◆ **TASK**:
For each line below, check for "JSON"; give only the total of lines where it occurs.
========================================================================
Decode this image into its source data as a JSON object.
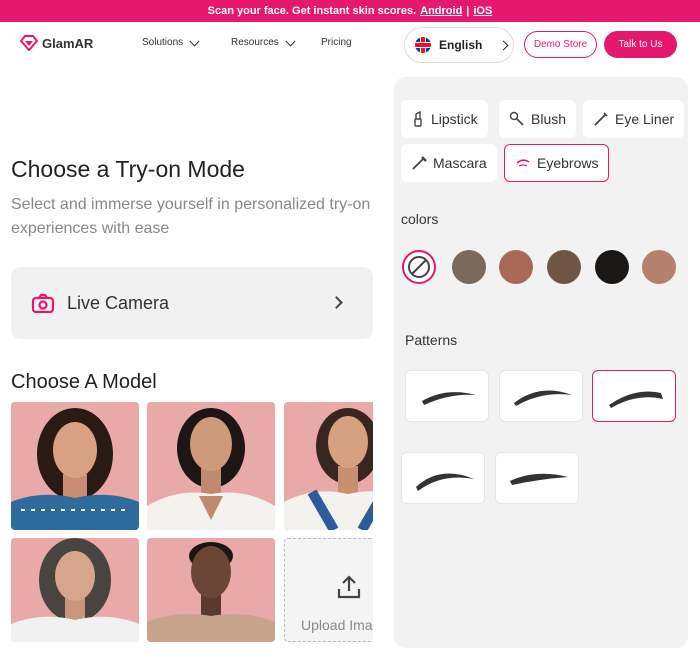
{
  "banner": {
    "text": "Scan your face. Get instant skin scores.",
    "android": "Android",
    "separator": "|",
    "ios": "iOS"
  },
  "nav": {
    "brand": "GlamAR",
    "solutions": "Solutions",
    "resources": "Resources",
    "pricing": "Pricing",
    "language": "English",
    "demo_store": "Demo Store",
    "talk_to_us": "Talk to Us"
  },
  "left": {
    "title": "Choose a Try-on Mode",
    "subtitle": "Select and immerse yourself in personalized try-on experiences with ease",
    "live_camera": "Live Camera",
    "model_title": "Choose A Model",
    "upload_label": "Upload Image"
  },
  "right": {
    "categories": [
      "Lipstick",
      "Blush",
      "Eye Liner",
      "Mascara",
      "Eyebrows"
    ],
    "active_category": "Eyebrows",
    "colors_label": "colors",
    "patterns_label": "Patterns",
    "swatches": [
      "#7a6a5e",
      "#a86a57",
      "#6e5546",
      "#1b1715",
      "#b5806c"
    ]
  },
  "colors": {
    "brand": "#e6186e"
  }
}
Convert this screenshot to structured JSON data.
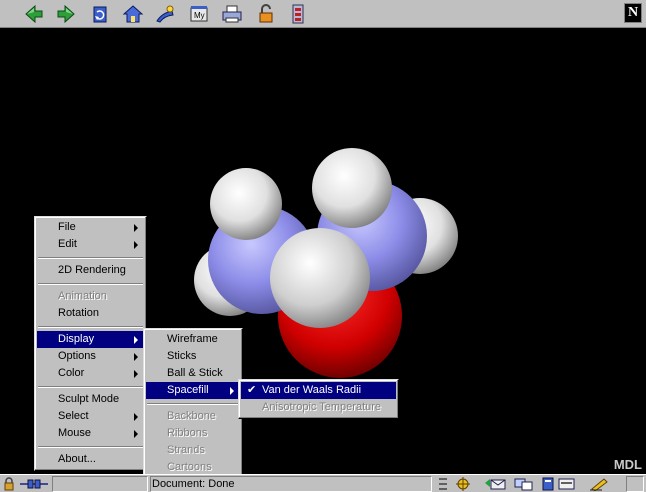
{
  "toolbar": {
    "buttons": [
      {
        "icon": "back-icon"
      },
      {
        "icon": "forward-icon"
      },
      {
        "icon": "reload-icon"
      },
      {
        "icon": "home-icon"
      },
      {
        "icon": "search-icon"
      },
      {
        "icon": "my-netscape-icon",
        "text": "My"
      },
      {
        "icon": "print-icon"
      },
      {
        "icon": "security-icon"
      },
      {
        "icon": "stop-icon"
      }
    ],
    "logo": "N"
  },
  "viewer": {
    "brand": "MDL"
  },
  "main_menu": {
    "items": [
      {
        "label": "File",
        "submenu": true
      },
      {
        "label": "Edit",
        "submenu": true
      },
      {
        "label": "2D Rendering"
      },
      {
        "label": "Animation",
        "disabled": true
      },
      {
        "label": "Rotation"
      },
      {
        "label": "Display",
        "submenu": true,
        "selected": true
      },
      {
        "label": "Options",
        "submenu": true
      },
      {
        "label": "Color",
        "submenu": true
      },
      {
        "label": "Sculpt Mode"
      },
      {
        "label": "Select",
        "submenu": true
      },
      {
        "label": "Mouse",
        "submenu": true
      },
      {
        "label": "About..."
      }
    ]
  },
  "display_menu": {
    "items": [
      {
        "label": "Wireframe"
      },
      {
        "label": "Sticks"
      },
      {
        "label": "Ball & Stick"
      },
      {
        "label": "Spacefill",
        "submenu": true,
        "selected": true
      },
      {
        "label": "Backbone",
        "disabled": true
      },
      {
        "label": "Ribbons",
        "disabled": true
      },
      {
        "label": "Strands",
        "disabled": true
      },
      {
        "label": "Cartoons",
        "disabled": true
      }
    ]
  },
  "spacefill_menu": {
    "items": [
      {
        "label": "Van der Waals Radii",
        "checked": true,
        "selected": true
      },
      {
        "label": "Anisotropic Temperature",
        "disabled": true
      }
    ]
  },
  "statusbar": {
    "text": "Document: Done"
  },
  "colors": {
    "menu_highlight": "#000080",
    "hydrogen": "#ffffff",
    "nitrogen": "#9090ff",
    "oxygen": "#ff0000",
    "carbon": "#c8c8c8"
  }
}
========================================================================
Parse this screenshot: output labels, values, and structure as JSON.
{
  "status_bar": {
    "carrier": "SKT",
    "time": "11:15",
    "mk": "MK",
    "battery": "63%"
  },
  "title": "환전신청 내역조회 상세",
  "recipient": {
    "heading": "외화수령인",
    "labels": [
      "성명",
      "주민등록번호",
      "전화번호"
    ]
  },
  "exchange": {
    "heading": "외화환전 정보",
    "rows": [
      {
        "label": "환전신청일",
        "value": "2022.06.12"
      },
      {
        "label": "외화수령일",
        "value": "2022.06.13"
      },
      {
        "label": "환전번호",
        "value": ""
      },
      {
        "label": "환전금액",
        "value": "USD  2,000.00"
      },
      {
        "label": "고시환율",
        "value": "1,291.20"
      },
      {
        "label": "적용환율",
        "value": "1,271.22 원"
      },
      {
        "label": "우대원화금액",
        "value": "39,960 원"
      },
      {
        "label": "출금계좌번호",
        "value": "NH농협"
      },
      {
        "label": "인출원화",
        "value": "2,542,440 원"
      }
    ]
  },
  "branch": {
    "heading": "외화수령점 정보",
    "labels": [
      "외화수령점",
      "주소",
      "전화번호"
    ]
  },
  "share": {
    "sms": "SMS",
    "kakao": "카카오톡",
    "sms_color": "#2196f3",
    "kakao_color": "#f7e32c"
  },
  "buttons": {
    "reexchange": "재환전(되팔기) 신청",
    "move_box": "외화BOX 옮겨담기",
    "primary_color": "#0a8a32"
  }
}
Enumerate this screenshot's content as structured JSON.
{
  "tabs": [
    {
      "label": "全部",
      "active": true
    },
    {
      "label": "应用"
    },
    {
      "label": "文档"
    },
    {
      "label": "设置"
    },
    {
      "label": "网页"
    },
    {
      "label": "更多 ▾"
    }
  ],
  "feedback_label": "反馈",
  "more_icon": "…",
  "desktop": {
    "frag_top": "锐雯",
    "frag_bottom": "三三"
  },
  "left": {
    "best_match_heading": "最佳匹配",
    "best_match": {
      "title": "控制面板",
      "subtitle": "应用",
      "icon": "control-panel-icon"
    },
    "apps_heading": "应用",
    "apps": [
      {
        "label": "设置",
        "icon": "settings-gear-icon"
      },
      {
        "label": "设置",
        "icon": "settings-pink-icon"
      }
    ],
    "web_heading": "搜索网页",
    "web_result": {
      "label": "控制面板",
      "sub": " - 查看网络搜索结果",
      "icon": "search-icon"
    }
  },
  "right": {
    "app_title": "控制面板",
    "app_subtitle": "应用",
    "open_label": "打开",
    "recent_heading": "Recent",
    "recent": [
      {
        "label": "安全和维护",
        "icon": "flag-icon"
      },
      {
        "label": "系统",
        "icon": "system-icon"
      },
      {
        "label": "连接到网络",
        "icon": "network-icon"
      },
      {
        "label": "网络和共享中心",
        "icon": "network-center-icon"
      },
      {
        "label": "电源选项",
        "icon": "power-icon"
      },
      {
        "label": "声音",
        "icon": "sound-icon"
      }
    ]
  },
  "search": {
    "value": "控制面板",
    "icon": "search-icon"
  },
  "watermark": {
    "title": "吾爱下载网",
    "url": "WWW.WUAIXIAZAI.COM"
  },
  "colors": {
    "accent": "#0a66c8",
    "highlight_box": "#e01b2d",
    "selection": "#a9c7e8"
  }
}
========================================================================
◆ **RESULT**:
4